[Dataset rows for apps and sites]

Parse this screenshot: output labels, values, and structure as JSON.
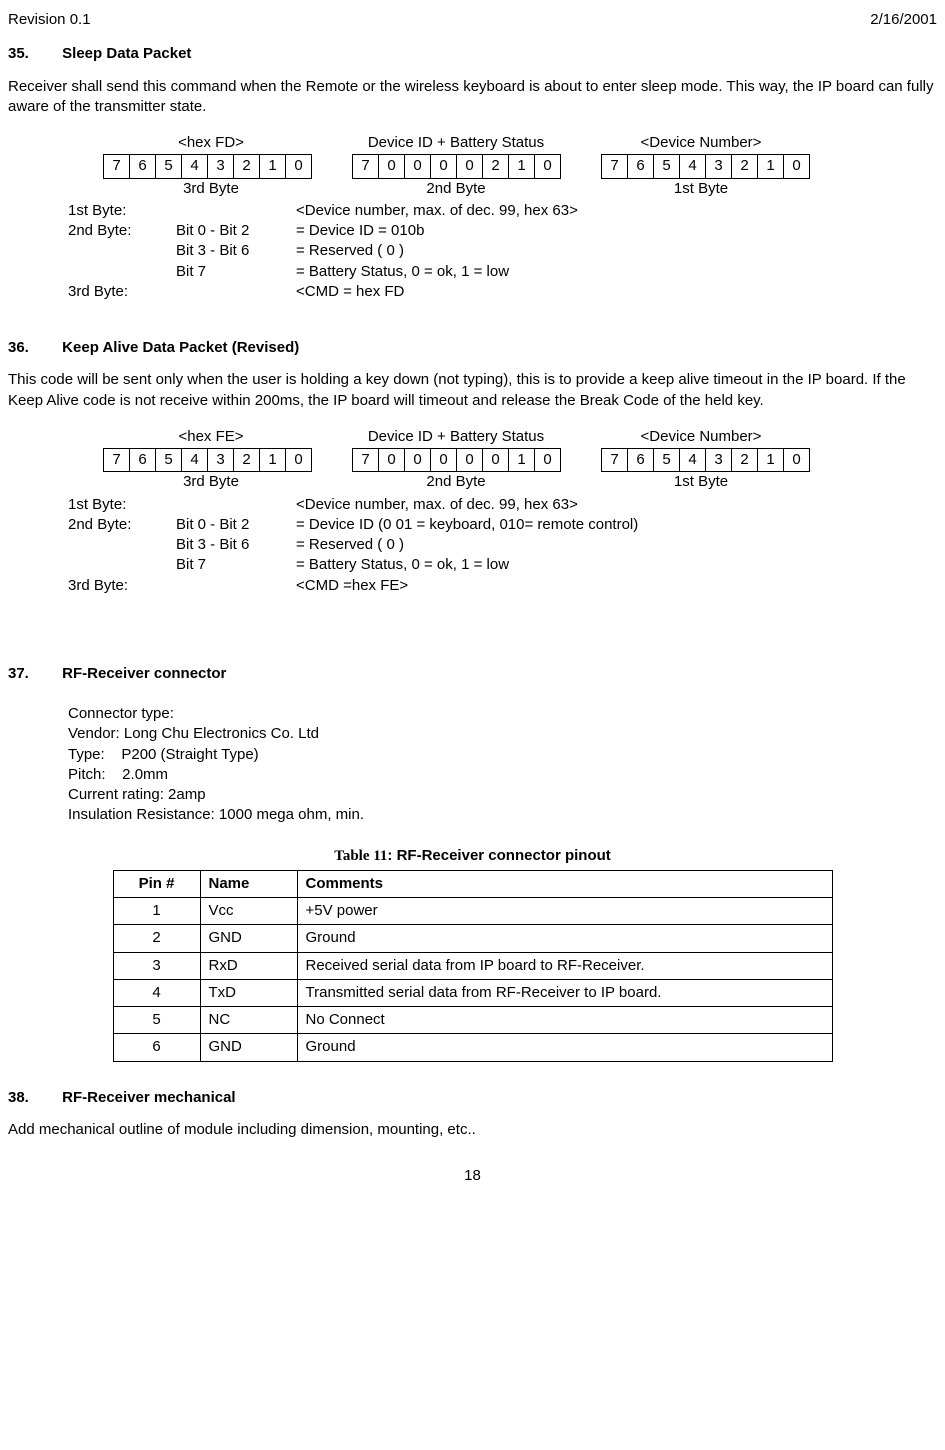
{
  "header": {
    "left": "Revision 0.1",
    "right": "2/16/2001"
  },
  "s35": {
    "num": "35.",
    "title": "Sleep Data Packet",
    "para": "Receiver shall send this command when the Remote or the wireless keyboard is about to enter sleep mode. This way, the IP board can fully aware of the transmitter state.",
    "labels": {
      "b3": "<hex FD>",
      "b2": "Device ID + Battery Status",
      "b1": "<Device Number>"
    },
    "bits": {
      "b3": [
        "7",
        "6",
        "5",
        "4",
        "3",
        "2",
        "1",
        "0"
      ],
      "b2": [
        "7",
        "0",
        "0",
        "0",
        "0",
        "2",
        "1",
        "0"
      ],
      "b1": [
        "7",
        "6",
        "5",
        "4",
        "3",
        "2",
        "1",
        "0"
      ]
    },
    "captions": {
      "b3": "3rd Byte",
      "b2": "2nd Byte",
      "b1": "1st Byte"
    },
    "defs": [
      {
        "c1": "1st Byte:",
        "c2": "",
        "c3": "<Device number, max. of dec. 99, hex 63>"
      },
      {
        "c1": "2nd Byte:",
        "c2": "Bit 0 - Bit 2",
        "c3": "= Device ID = 010b"
      },
      {
        "c1": "",
        "c2": "Bit 3 - Bit 6",
        "c3": "= Reserved ( 0 )"
      },
      {
        "c1": "",
        "c2": "Bit 7",
        "c3": "= Battery Status, 0 = ok, 1 = low"
      },
      {
        "c1": "3rd Byte:",
        "c2": "",
        "c3": "<CMD = hex FD"
      }
    ]
  },
  "s36": {
    "num": "36.",
    "title": "Keep Alive Data Packet (Revised)",
    "para": "This code will be sent only when the user is holding a key down (not typing), this is to provide a keep alive timeout in the IP board. If the Keep Alive code is not receive within 200ms, the IP board will timeout and release the Break Code  of the held key.",
    "labels": {
      "b3": "<hex FE>",
      "b2": "Device ID + Battery Status",
      "b1": "<Device Number>"
    },
    "bits": {
      "b3": [
        "7",
        "6",
        "5",
        "4",
        "3",
        "2",
        "1",
        "0"
      ],
      "b2": [
        "7",
        "0",
        "0",
        "0",
        "0",
        "0",
        "1",
        "0"
      ],
      "b1": [
        "7",
        "6",
        "5",
        "4",
        "3",
        "2",
        "1",
        "0"
      ]
    },
    "captions": {
      "b3": "3rd Byte",
      "b2": "2nd Byte",
      "b1": "1st Byte"
    },
    "defs": [
      {
        "c1": "1st Byte:",
        "c2": "",
        "c3": "<Device number, max. of dec. 99, hex 63>"
      },
      {
        "c1": "2nd Byte:",
        "c2": "Bit 0 - Bit 2",
        "c3": "= Device ID (0 01 = keyboard, 010= remote control)"
      },
      {
        "c1": "",
        "c2": "Bit 3 - Bit 6",
        "c3": "= Reserved ( 0 )"
      },
      {
        "c1": "",
        "c2": "Bit 7",
        "c3": "= Battery Status, 0 = ok, 1 = low"
      },
      {
        "c1": "3rd Byte:",
        "c2": "",
        "c3": "<CMD =hex FE>"
      }
    ]
  },
  "s37": {
    "num": "37.",
    "title": " RF-Receiver connector",
    "lines": [
      "Connector type:",
      "Vendor: Long Chu Electronics Co. Ltd",
      "Type:    P200 (Straight Type)",
      "Pitch:    2.0mm",
      "Current rating:   2amp",
      "Insulation Resistance: 1000 mega ohm, min."
    ],
    "table_caption_prefix": "Table 11",
    "table_caption_rest": ": RF-Receiver connector pinout",
    "table_headers": [
      "Pin #",
      "Name",
      "Comments"
    ],
    "table_rows": [
      [
        "1",
        "Vcc",
        "+5V power"
      ],
      [
        "2",
        "GND",
        "Ground"
      ],
      [
        "3",
        "RxD",
        "Received serial data from IP board to RF-Receiver."
      ],
      [
        "4",
        "TxD",
        "Transmitted serial data from RF-Receiver to IP board."
      ],
      [
        "5",
        "NC",
        "No Connect"
      ],
      [
        "6",
        "GND",
        "Ground"
      ]
    ]
  },
  "s38": {
    "num": "38.",
    "title": "RF-Receiver mechanical",
    "para": "Add mechanical outline of module including dimension, mounting, etc.."
  },
  "footer": {
    "page": "18"
  }
}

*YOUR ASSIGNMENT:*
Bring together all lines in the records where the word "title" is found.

*RESPONSE TO THIS EXERCISE:*
    "title": "Sleep Data Packet",
    "title": "Keep Alive Data Packet (Revised)",
    "title": " RF-Receiver connector",
    "title": "RF-Receiver mechanical",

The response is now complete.